RL) More specifically, how did you land the role of Becker in Anything for Jackson? Was it your agent? Did the producer or director send you a script?
My agent had initially sent me an audition for a much smaller role in the film, and I remember reading the descriptions for all the characters and thinking, “Damn, I wish I could have auditioned for Becker.” I was immediately drawn to her vulnerability and resiliency. Amazingly, shortly after the initial audition I was contacted about auditioning for Becker and it felt like fate! I read for two of her pivotal scenes in the film and about a week later I got that call from my agent that all actors hope for!
RL) Had you worked with Justin Dyck before?
No, but I definitely want to work with him again!
RL) Anything for Jackson is a genre film. Are you drawn to the genre or was it the story that intrigued you?
There were many things that drew me to the film, but I am actually a fan of horror and genre films in general, so it really felt like the perfect movie for me. I think that genres like horror, science-fiction, and fantasy really tap into our capacity for creativity and tell us a lot about who we are as people. In horror films, the audience gets to viscerally feel what the character is going through, as if they were there themselves, and that kind of immersion, to me, is what movies are all about.
RL) As mentioned, you got to work with some very established actors. Any special memories of working with one or all of them?
Oh wow, yes, I could go on for days about what a privilege it was to work with so many well established and experienced Canadian actors. They each taught me so much, but one story comes to mind that I can share. I was doing one of my first scenes with Julian Richings: it was a quiet and emotional dialogue scene, and at one point I start to cry. I was very excited to be working with Julian, and it is a great scene for my character. We get going, the scene is playing out beautifully, we were working very organically off each other, and, boom: the tears start flowing. It was great!
But then they call cut and Julian leans over to me. He is very kind, starts telling me what beautiful work I was doing… and then gently reminds me that they were on his close-up. He pointed out I should probably save my tears for when the camera was actually pointing at me! It seems like such an obvious thing, but in the heat of the moment, and it being my first week in a role of this scale… I got caught up in the moment.

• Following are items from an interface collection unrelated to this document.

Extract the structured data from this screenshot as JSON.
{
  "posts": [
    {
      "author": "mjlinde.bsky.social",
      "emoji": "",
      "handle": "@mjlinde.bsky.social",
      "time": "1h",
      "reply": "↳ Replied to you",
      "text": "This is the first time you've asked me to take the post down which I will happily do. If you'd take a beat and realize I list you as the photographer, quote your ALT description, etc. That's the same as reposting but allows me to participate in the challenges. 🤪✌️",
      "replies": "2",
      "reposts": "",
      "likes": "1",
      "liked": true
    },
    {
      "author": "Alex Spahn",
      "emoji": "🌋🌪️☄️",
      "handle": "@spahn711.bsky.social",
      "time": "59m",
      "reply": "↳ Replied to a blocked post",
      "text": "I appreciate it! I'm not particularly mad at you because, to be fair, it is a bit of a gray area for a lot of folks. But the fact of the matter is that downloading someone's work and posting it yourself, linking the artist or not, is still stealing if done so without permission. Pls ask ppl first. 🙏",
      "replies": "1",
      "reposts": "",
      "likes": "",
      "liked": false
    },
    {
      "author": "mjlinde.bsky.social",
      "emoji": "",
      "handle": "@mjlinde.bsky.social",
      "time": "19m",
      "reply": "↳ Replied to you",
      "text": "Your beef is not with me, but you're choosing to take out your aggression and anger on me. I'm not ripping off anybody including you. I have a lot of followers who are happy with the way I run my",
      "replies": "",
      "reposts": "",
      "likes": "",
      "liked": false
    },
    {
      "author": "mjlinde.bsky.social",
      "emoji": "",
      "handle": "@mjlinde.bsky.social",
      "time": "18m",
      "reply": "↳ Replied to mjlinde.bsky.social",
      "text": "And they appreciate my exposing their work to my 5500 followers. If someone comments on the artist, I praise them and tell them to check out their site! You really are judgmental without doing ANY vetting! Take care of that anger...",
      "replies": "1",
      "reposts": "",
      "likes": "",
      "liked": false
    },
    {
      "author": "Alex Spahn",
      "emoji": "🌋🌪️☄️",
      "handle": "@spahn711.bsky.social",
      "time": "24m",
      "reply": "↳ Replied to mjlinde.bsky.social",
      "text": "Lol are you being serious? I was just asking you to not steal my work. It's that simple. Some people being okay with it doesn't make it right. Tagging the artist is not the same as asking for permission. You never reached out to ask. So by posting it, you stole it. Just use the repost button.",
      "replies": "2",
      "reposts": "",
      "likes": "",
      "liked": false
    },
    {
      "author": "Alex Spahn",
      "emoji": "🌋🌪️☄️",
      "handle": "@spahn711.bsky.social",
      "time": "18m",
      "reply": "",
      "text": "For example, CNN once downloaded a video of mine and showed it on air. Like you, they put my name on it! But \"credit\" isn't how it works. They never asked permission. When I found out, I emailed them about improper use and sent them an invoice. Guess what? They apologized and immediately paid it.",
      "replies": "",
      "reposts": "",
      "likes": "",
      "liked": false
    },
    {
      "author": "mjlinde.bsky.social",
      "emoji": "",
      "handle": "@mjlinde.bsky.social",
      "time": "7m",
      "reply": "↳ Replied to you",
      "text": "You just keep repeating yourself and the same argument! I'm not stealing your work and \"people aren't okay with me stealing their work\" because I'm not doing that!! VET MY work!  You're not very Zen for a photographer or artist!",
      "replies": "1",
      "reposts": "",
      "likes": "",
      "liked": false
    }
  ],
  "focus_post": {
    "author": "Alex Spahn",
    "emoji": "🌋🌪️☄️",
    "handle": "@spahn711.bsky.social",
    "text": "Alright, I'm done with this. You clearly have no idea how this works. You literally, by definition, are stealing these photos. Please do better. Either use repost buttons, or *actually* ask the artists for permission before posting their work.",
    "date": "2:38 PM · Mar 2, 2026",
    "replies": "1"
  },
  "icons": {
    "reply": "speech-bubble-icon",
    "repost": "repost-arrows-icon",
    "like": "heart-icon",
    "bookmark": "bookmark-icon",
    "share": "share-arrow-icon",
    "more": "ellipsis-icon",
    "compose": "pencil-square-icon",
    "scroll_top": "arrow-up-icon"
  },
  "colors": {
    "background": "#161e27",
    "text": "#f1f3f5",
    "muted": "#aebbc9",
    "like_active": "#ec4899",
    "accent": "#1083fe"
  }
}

Thank goodness he said something because we had to get so much coverage for the scene and by the time they had gotten to my close-up all those lovely organic tears would have long been dried up!
RL) You wrote two of the short films you were in, is screenwriting something you hope to continue, or will you strictly concentrate on acting?
I definitely intend to continue writing, I have caught the bug. Acting will always be my first love, but now that I have experienced what it is like to build a world, craft a character, and take them on a journey, I do not think there is any turning back.
RL) Is there a Canadian director you’d like to work with?
I would really love to work with Denis Villeneuve. His film Arrival is easily one of my favourite films and he has inspired much of my writing. I am very excited for his upcoming Dune adaptation. I started reading the novel this summer!
RL) Any advice to actors just starting out?
Always have an answer to the question “why am I doing this?” Having a concrete answer for that question will save you a lot of wasted time and will lead you along the right path for you in this industry.
RL) What’s next for you?
I am currently in development on my first feature screenplay – a horror film about a young woman discovering her dormant witch powers when she meets a seductive stranger.
Ralph Lucas is the founder and publisher of Northernstars.ca. He began writing about film and reviewing movies while in radio in Montreal in the mid-1970s.